I recently wrote a post about why I write. It was a simple exercise in examining why I do what I do.
A couple of things happened since then that made me want to expand on that topic – namely, a beta reader and critique partner bailed on my current WIP. They just stopped reading, and unlike some who let a book go if they aren’t into it, they told me they wouldn’t continue.
Now, they didn’t explicitly tell me why, but based on what I know about them and the location of the book they were both in at the time, I can make a confident guess: they didn’t like learning one of the important characters is gay.
Granted, I can’t force anyone to read something they don’t want to read (nor do I want to), but we need to talk about this.
Chuck Wendig wrote a post on the topic recently. One of my favorite parts is this: I did not do this to jump on some kind of gay male bandwagon, though I would assume that a gay male bandwagon would be a lot of fun. I love both bands and wagons very much.
He makes a more important point than that, though (and I’m paraphrasing here): It’s important to read books by and about people who aren’t like us because doing so allows us to broaden our perspectives. Without that, we’re stuck in our own little bubbles whilst being contentedly ignorant of the struggles of everyone else in the greater world.
A comment I often hear when readers discuss the inclusion of homosexual characters in stories sounds something like this: Why did the author need to include that? Is the character’s orientation important to the story? Did it impact the plot?
To which I respond: Why don’t you ask that about heterosexual orientation?
Why do LGBTQ characters have to earn their place in literature?
It just so happens my character’s orientation is important – to the theme, not directly to the plot. It has to do with overcoming abandonment and feeling alone in the world.

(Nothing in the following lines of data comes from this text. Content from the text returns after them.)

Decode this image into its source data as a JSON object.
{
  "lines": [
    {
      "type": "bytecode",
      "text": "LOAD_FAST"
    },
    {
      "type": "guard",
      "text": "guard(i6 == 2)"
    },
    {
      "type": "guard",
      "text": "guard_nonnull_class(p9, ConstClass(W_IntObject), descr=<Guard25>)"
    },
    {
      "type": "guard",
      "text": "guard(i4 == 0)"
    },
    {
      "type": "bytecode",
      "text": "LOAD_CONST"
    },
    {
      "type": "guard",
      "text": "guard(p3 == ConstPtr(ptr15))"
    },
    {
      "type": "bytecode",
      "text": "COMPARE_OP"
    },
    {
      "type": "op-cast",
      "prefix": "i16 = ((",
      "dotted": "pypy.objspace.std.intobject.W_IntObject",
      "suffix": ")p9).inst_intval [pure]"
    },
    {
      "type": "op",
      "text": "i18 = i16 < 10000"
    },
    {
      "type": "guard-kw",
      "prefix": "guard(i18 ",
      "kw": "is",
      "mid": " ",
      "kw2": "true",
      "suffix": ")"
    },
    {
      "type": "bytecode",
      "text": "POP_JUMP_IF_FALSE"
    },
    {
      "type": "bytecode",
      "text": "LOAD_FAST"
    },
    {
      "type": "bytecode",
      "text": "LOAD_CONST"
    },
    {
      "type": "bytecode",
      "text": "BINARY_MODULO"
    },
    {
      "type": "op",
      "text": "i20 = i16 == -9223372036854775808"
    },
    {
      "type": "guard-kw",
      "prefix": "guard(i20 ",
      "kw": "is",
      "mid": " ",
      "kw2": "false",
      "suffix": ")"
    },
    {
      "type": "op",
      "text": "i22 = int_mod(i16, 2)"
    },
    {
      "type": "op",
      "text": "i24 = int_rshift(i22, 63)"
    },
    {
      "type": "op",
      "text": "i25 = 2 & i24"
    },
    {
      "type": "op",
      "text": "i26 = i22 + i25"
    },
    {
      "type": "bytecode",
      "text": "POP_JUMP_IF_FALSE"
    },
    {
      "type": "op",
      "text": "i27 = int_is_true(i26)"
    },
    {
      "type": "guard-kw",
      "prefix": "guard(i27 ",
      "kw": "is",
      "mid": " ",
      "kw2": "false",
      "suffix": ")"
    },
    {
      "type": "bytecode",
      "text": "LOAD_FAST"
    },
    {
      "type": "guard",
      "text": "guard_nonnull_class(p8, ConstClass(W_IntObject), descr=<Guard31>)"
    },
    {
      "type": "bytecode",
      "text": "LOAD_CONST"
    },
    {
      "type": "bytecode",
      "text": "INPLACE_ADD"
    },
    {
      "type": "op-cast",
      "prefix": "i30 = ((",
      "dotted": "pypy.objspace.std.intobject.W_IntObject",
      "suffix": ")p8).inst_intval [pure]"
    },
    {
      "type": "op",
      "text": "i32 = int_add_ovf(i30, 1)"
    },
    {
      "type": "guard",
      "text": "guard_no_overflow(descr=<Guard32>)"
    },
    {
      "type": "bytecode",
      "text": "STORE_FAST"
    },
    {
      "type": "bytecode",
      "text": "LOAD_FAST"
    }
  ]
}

A couple of years ago, I took a class called Urban Experience, which focused on resources for the homeless in my city. One of the places we visited was Urban Peak, a shelter for homeless LGBTQ teens. Many of these teens had been kicked out of their homes because of their orientations. Because of who they are. Those who were supposed to love them the most decided they were unlovable.

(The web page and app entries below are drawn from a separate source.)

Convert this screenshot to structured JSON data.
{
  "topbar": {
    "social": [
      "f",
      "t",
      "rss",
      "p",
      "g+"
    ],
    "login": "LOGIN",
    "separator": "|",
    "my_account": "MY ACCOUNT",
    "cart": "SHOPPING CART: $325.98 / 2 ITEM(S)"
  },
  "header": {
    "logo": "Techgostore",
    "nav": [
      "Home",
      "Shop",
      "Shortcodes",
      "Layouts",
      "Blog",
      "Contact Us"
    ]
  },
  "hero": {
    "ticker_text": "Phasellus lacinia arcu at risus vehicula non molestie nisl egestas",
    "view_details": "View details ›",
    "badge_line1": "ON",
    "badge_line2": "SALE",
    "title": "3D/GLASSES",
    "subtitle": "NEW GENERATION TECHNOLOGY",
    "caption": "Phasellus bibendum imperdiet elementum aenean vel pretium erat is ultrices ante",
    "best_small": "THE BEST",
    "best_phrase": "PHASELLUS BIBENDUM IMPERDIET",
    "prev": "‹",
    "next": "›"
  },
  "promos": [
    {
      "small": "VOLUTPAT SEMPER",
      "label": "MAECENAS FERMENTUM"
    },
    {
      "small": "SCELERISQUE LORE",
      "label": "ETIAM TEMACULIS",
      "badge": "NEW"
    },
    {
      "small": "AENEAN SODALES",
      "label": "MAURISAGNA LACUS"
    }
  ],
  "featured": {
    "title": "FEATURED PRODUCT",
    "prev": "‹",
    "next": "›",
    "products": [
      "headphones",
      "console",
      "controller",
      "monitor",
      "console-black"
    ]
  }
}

Can you imagine that happening to you?
Some of you likely can. The rest of us? Well…
This article basically says people who read fiction are more empathetic. They experience worlds and lives different from their own and can thus approach people with more understanding. This isn’t the primary reason I wrote a gay character into my book, but it’s certainly a nice side effect.
My character’s orientation doesn’t drive the story. It’s part of who he is. It greatly concerns me that some readers won’t even spend time with a fictional gay person when there are real gay people in the world. And most of them are lovely people who hate Mondays and drink too much coffee and have been meaning to see that new movie, just like everyone else. It floors me that in 2015, the world John Oliver describes in the following video still exists.

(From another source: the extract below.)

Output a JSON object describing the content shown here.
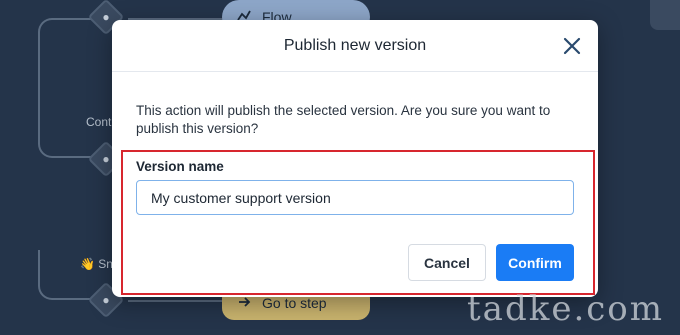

Like Wendig, I didn’t write my character in order to jump onto a “gay bandwagon”. I wrote him because he reflects a piece of humanity, a piece that happens to include people I love. And just like all the other pieces my characters reflect, he doesn’t have to justify his existence.